Maryalice Morro, the director of the medical center, welcomed the women and offered health advice that ranged from wearing seat belts to having a positive attitude. She then helped serve refreshments.
INVESTIGATION: HOW THE VA FAILED TO PROTECT HUNDREDS OF DISABLED VETERANS’ FINANCES — ABC CLEVELAND — STOW, Ohio – Our exclusive 5 On Your Side Investigation has uncovered serious concerns about a U.S. Department of Veteran Affairs program meant to protect disabled veterans.
When a disabled veteran can no longer manage their affairs, the VA appoints a fiduciary to oversee the veteran’s benefits, pay their bills on time, and balance their budget.
Our investigation found, since 2012, the VA has barred 752 fiduciaries after finding they misused disabled veterans benefits, including a Northeast Ohio prosecutor.

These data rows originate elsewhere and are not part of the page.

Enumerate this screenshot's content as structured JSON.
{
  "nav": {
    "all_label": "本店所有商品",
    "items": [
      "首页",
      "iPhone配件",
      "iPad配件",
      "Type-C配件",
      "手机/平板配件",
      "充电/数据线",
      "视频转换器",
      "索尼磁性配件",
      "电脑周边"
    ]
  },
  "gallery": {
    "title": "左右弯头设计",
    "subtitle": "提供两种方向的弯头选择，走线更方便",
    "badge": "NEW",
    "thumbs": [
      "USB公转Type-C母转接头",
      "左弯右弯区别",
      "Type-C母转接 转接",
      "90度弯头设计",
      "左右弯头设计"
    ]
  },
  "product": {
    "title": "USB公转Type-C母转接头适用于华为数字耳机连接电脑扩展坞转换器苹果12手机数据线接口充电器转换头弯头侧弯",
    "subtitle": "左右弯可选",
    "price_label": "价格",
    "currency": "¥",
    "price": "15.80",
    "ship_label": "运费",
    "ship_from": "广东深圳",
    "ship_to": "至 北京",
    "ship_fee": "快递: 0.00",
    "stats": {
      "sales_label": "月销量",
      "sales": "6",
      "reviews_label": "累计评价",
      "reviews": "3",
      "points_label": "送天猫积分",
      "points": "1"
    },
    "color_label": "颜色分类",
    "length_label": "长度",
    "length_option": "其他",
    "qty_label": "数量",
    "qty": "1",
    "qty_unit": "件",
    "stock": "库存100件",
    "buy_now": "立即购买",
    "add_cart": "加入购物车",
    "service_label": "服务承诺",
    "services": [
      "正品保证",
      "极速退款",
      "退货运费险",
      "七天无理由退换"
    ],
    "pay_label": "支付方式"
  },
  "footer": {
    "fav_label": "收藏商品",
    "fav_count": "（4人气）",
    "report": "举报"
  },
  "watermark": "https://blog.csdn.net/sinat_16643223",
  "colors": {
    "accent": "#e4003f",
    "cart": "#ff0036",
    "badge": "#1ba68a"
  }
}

SAN ANTONIO LEADERS ANNOUNCE END TO VETERAN HOMELESSNESS — KENS — SAN ANTONIO — San Antonio has ended veteran homelessness. That’s the declaration made Friday morning on the steps of city hall, as Mayor Ivy Taylor announced the completion of a city-wide pledge.
The pledge, made in January 2015, specified the city would offer housing to all homeless veterans. It doesn’t guarantee everyone will take up the offer, but does imply that those who do take it up will be given not just a roof over their heads, but a lease, furniture, bill assistance, and other services.

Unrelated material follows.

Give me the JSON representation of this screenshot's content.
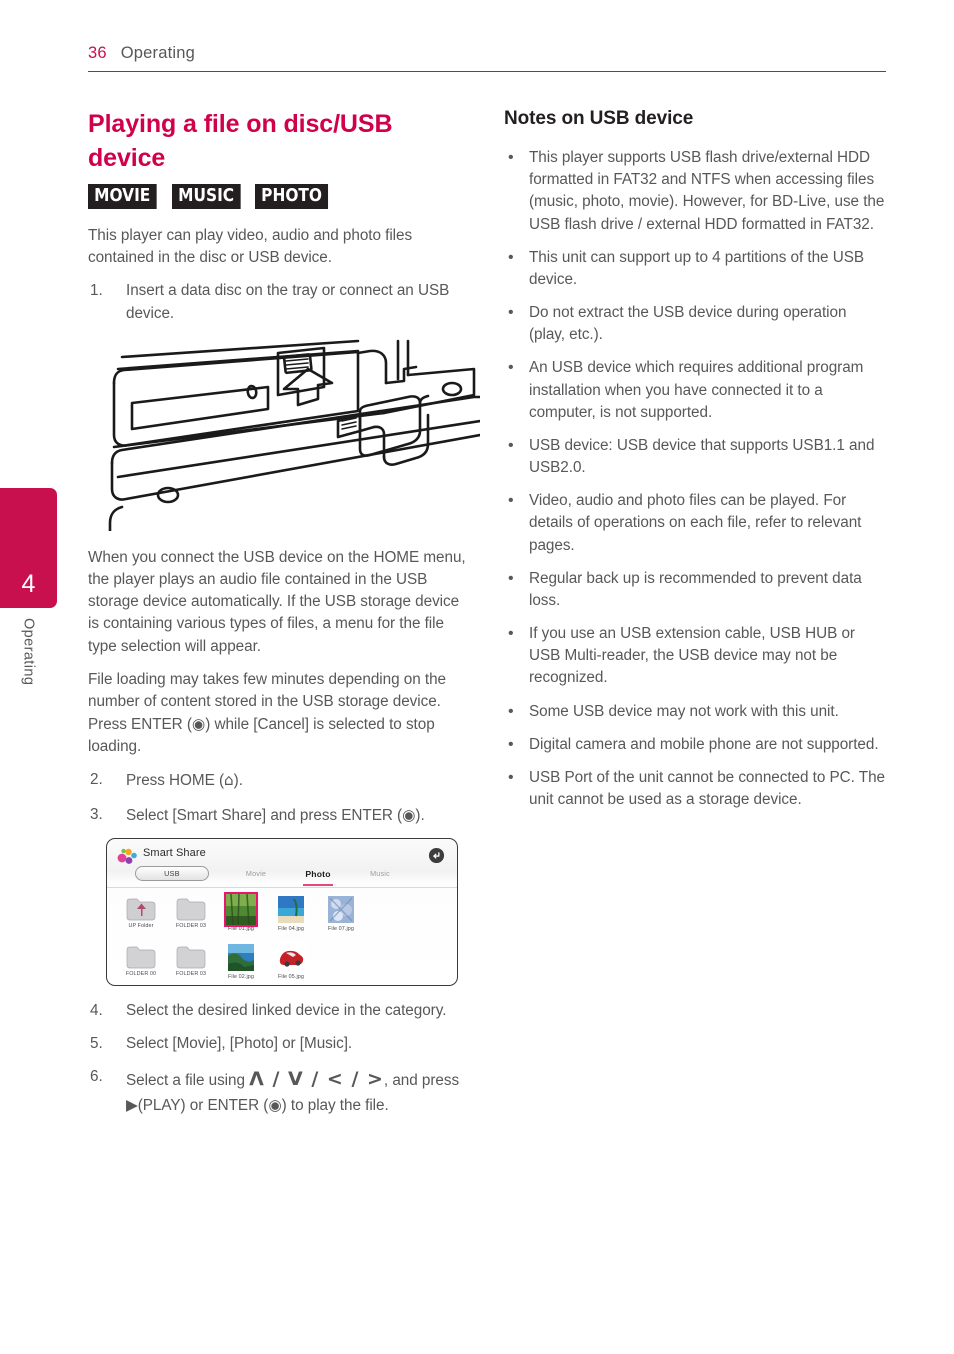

It’s a promise that National Guard Staff Sergeant Frederick Gardner says he saw first-hand when he moved into his apartment two months ago.
“When I walked in here, I had the feeling of, I’m home. I’m home,” Gardner said.
Gardner served as a Staff Sergeant in the Army in Iraq. After returning, he transferred to the National Guard, where he came to San Antonio on orders. The still-active guardsman says his job came to an end and, with it, his source of income.
HOUSING PROGRAM WILL BENEFIT NATIVE AMERICAN VETERANS — KEVN — Oglala Sioux Lakota Housing has been selected to participate in a program led by the U.S. Department of Veterans Affairs to bring better housing to Native American veterans who do not have a permanent place to live.
Many Native American veterans who return home from military service struggle to find housing. As a result, Congress has appropriated millions of dollars for better health care and housing on Native American reservations. One of the places where they are building homes is Fragile Rock Housing in Pine Ridge.
Oglala Lakota Housing CEO Paul Iron Cloud says, “Some of the veterans, they were always trying to get homes, but had a hard time doing it, but we were the first tribe in the nation to put a veteran home out there for veterans. We moved one in today.”
Richard White Eyes, who has served in several countries including Afghanistan, was the recipient of a home free of charge.
White Eyes says, “When they announced my name, it was definitely a surprise, that’s for sure. I honestly didn’t know I was going to get the house. I put in the application for it, and it was pretty much just a waiting game to see and when they announced my name, it was definitely something else.”
This was the first home given to a Native American veteran in Pine Ridge, and there will be four more given away as part of this program.
HERE’S WHY VETERANS MAKE GREAT TECH STARTUP FOUNDERS — MILCOM — What is noticeably missing from the ranks of most top-tier tech companies in the United States is the presence of military veterans. Over the last decade, many of the technology companies that have come to dominate the consumer and enterprise markets were not founded by veterans. There are likely many reasons for this trend, but contributing factors include a lack of entrepreneurial role models in the military community and a military transition process that is optimized for helping Veterans become employees, not entrepreneurs.
Current transition support programs offer educational experiences that are dominated by exercises in composing resumes, tailoring cover letters and rehearsing for job interviews. Topics like venture capital, bootstrapping a business, and finding cofounders are noticeably absent from the Department of Defense’s Transition Assistance Program.